Types of Kart Racing
Go Kart racing is a versatile sport, encompassing many styles of tracks, including sprint racing, pavement and dirt oval track racing, and road racing.
Sprint racing takes place on short, purpose-built permanent or temporary road-style courses (both right and left hand turns) and are typically of short duration (eight to 20 laps). Sprint drivers are from all age groups, from 5 years to senior citizens. PSGKA conducts sprint races on its permanent 3/8-mile course at the Mountain Hi-Way race track. A typical race day program includes practice sessions, time trials and a series of two or three heats with winners determined from point totals accumulated during the day.
Sprint racing is the most popular type of kart racing with nearly 100,000 competitors in North America. Typical maximum speeds for sprint racing approach 90 m.p.h., depending on the type of engine.
Oval Track Racing (Speedway)

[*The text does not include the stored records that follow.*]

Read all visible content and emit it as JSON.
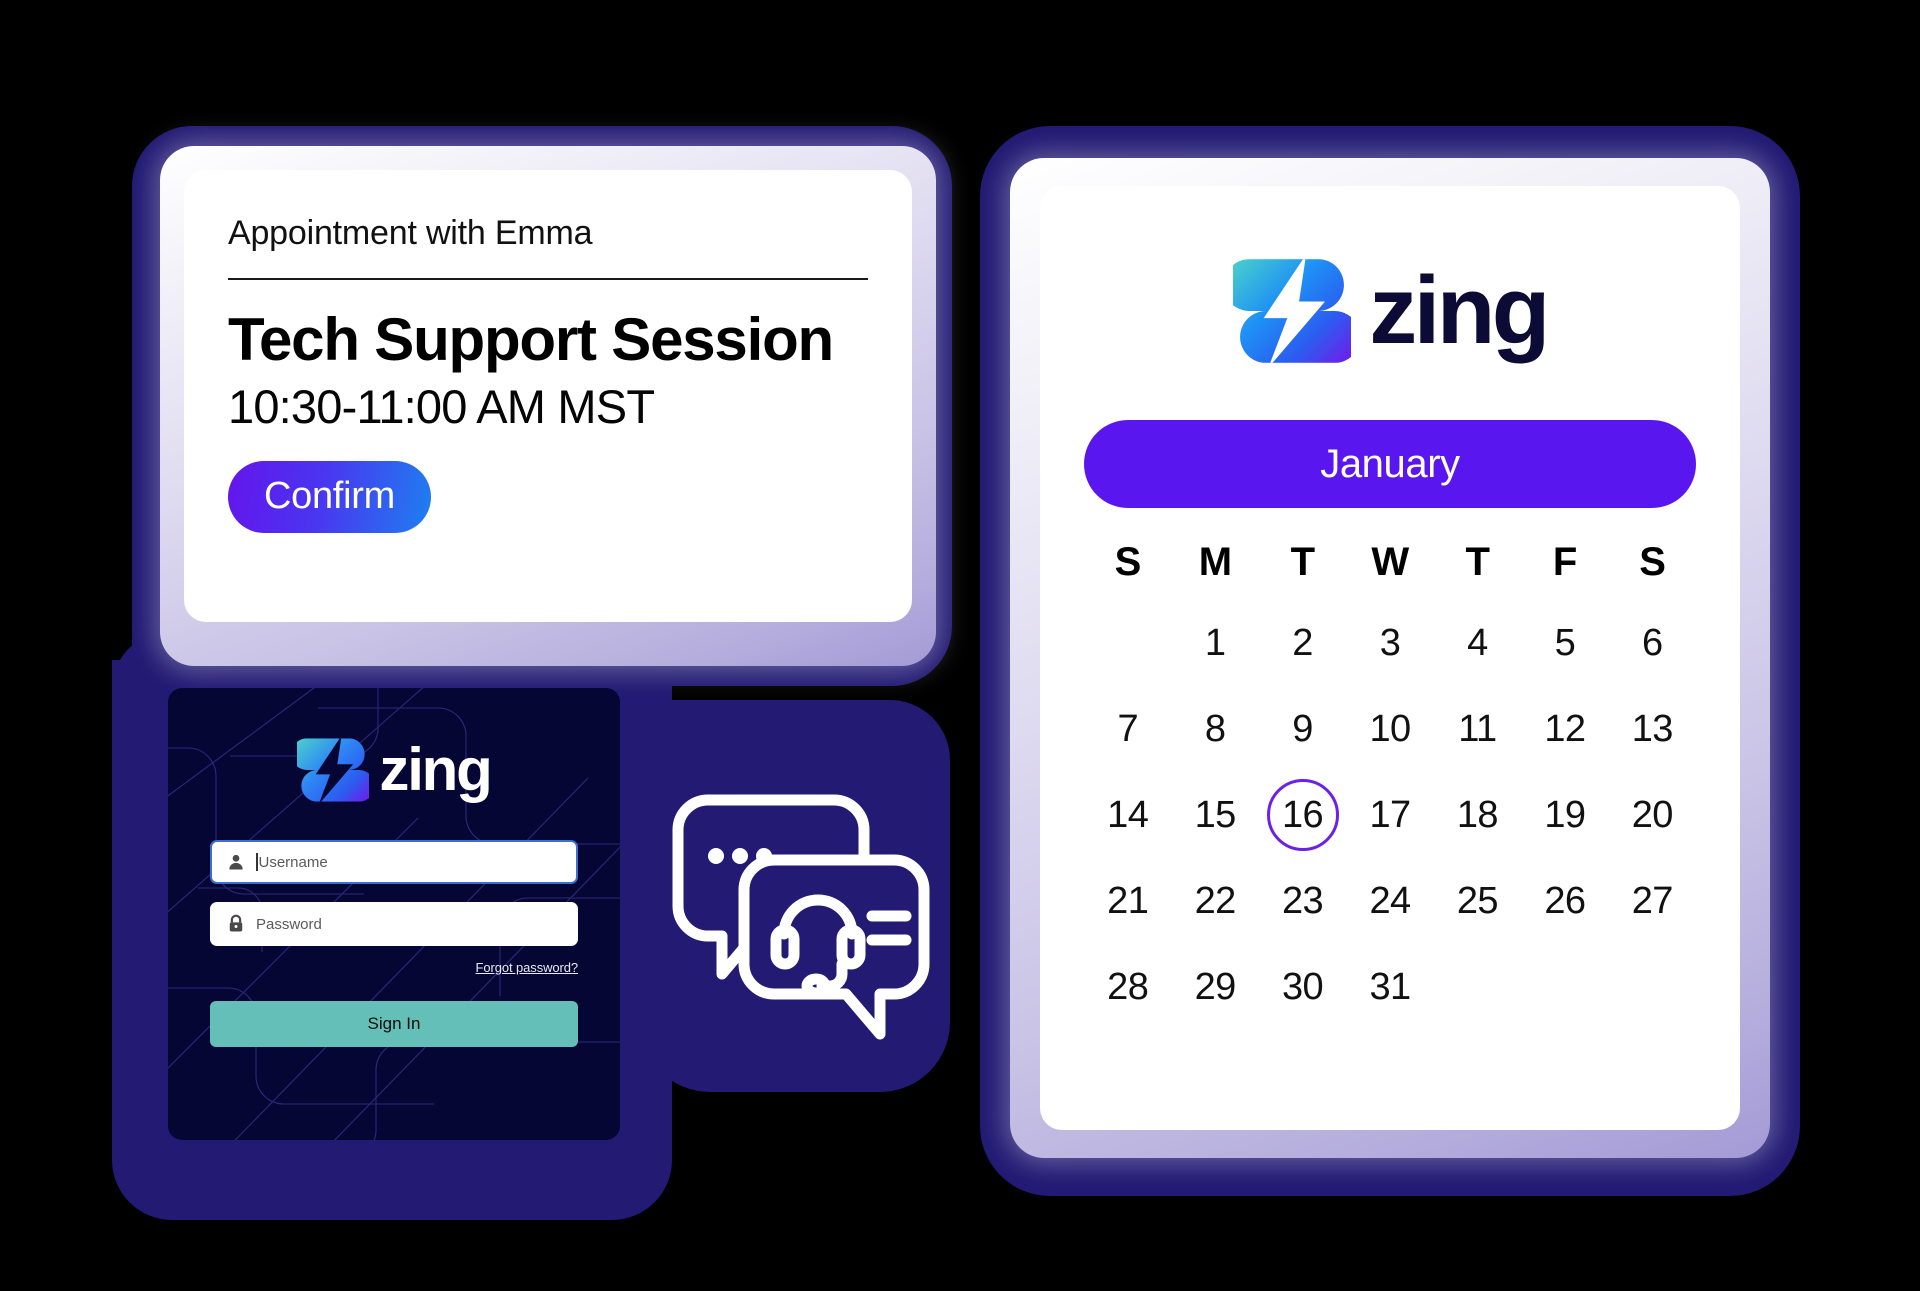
{
  "theme": {
    "navy_backdrop": "#221A73",
    "login_card_bg": "#060635",
    "accent_purple": "#5916EE",
    "accent_teal": "#63BFB7",
    "confirm_gradient_from": "#6415EC",
    "confirm_gradient_to": "#1E7FF0",
    "selected_day_ring": "#6B21E8",
    "logo_gradient_teal": "#4DD6C8",
    "logo_gradient_blue": "#1E7FF0",
    "logo_gradient_purple": "#7A12E8"
  },
  "appointment": {
    "subtitle": "Appointment with Emma",
    "title": "Tech Support Session",
    "time": "10:30-11:00 AM MST",
    "confirm_label": "Confirm"
  },
  "login": {
    "wordmark": "zing",
    "logo_icon": "zing-bolt-logo-icon",
    "username": {
      "icon": "person-icon",
      "placeholder": "Username",
      "value": ""
    },
    "password": {
      "icon": "lock-icon",
      "placeholder": "Password",
      "value": ""
    },
    "forgot_label": "Forgot password?",
    "signin_label": "Sign In"
  },
  "chat": {
    "icon": "support-chat-bubbles-icon"
  },
  "calendar": {
    "wordmark": "zing",
    "logo_icon": "zing-bolt-logo-icon",
    "month": "January",
    "weekdays": [
      "S",
      "M",
      "T",
      "W",
      "T",
      "F",
      "S"
    ],
    "leading_blanks": 1,
    "days": [
      1,
      2,
      3,
      4,
      5,
      6,
      7,
      8,
      9,
      10,
      11,
      12,
      13,
      14,
      15,
      16,
      17,
      18,
      19,
      20,
      21,
      22,
      23,
      24,
      25,
      26,
      27,
      28,
      29,
      30,
      31
    ],
    "selected_day": 16
  }
}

Oval track kart racing takes place on traditional “big car” speedways or purpose-built kart racing ovals, and includes drivers five years and older. Surfaces include dirt (or clay) and pavement. Oval tracks can be temporarily constructed inside of buildings such as arenas and exhibition halls, and therefore are popular in the winter. While sprint-style race chassis are popular in oval track kart racing, many manufacturers now build karts with chassis offsets specifically for “left turn only” (LTO) applications.
Special body work, including wedges (pictured above) are also used. Typically, a jackshaft gear set up is used for shorter tracks, while engines are similar to those used in sprint racing. There is also a class for dual-engine karts at many tracks. Cascade Karting Association promotes races in Western Washington under IKF rules. It is not uncommon for sprint racers to convert their karts to race oval type tracks.

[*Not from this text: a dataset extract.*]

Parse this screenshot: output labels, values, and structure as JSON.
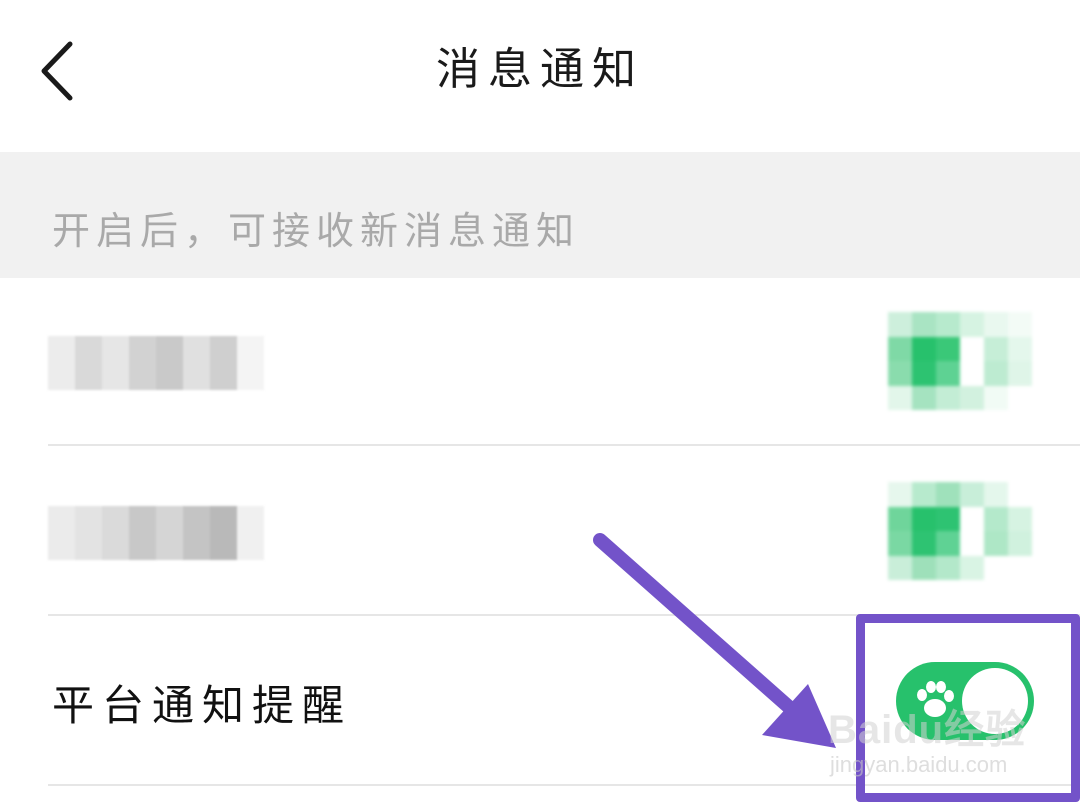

Road racing takes place on large tracks, such as Pacific Raceways or Portland International Raceway, and are typically timed events similar to sports car races. Drivers range in age from 12 years to senior citizens. Speeds for road racing often exceed 100 mph. Both sprint type chassis (known as “sit ups”) and lay down chassis are used in road racing.
Many classes of racing karts seen at road races are unique to that type of racing, including super karts. While tracks include dedicated sports car tracks, they also can be temporarily constructed on airport runways. Road racing events may be support events to larger car races.